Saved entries
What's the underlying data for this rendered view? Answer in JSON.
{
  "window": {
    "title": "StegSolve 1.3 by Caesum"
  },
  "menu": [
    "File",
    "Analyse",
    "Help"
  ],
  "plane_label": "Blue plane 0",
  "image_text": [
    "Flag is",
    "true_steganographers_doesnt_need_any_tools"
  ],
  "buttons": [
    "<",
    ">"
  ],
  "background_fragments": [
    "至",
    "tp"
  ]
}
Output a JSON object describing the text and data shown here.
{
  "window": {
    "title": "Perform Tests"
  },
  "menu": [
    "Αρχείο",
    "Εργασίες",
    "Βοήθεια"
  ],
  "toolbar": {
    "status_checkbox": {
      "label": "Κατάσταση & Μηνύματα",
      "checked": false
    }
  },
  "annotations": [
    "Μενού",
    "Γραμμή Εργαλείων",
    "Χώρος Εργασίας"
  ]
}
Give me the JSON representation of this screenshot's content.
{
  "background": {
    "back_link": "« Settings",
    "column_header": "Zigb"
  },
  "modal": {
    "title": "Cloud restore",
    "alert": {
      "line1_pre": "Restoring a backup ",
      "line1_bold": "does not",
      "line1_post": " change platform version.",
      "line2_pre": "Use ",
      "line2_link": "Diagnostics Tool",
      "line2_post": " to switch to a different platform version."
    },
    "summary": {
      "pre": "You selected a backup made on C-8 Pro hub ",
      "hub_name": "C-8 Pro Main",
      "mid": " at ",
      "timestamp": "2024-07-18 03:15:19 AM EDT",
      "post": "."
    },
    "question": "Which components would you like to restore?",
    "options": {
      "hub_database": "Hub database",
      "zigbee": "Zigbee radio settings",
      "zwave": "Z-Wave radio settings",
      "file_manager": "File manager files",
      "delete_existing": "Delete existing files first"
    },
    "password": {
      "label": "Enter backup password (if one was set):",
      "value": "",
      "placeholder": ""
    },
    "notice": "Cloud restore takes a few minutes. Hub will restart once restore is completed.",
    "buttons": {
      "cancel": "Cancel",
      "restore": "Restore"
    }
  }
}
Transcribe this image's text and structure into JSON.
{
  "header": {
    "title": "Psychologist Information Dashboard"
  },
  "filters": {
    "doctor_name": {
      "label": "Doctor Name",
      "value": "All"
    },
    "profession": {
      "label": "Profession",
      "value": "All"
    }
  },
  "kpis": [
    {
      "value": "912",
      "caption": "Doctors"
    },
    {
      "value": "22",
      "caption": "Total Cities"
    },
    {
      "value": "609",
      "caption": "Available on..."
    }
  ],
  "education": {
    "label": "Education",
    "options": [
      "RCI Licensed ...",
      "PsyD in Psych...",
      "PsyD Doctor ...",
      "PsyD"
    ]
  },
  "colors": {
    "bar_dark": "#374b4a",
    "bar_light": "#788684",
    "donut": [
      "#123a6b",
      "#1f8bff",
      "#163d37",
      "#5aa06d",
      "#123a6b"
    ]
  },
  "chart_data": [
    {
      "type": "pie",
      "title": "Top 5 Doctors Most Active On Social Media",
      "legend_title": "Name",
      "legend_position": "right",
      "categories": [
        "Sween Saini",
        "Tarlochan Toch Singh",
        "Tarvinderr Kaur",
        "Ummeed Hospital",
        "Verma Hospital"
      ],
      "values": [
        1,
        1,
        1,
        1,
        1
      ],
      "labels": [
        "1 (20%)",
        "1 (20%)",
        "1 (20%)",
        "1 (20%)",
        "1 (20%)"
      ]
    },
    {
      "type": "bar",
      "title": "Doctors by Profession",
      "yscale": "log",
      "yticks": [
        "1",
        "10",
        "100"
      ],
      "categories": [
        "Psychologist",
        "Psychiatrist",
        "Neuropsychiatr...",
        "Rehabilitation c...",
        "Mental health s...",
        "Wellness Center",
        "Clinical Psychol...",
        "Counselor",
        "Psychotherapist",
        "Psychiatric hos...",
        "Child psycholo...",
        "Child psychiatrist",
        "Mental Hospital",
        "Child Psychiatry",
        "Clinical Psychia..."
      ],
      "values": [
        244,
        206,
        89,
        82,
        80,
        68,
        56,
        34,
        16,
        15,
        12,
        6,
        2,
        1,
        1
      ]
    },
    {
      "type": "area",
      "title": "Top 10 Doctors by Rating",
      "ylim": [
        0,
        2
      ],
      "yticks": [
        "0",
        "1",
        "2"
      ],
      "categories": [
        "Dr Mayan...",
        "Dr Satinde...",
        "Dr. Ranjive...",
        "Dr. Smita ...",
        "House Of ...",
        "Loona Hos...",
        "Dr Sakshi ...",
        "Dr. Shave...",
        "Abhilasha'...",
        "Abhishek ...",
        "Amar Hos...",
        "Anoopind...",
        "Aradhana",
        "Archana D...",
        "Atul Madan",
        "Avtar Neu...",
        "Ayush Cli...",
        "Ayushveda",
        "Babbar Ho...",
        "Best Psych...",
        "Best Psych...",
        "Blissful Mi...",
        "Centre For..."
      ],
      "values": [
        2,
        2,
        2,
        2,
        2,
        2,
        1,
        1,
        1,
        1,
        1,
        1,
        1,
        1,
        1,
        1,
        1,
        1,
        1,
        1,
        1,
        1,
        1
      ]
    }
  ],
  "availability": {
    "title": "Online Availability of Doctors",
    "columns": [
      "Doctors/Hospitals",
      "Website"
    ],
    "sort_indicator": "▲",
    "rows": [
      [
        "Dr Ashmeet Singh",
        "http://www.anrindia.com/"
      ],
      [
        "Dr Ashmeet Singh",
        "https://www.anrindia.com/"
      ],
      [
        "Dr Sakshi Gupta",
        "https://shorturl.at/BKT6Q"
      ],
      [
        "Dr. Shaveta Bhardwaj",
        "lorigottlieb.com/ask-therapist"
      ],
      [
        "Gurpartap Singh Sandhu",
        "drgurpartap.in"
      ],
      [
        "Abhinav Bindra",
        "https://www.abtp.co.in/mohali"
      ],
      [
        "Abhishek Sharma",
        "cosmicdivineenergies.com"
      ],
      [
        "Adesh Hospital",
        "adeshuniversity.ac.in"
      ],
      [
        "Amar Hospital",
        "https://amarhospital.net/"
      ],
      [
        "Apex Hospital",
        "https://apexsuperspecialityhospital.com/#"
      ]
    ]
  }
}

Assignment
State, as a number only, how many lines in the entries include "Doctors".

Final answer
6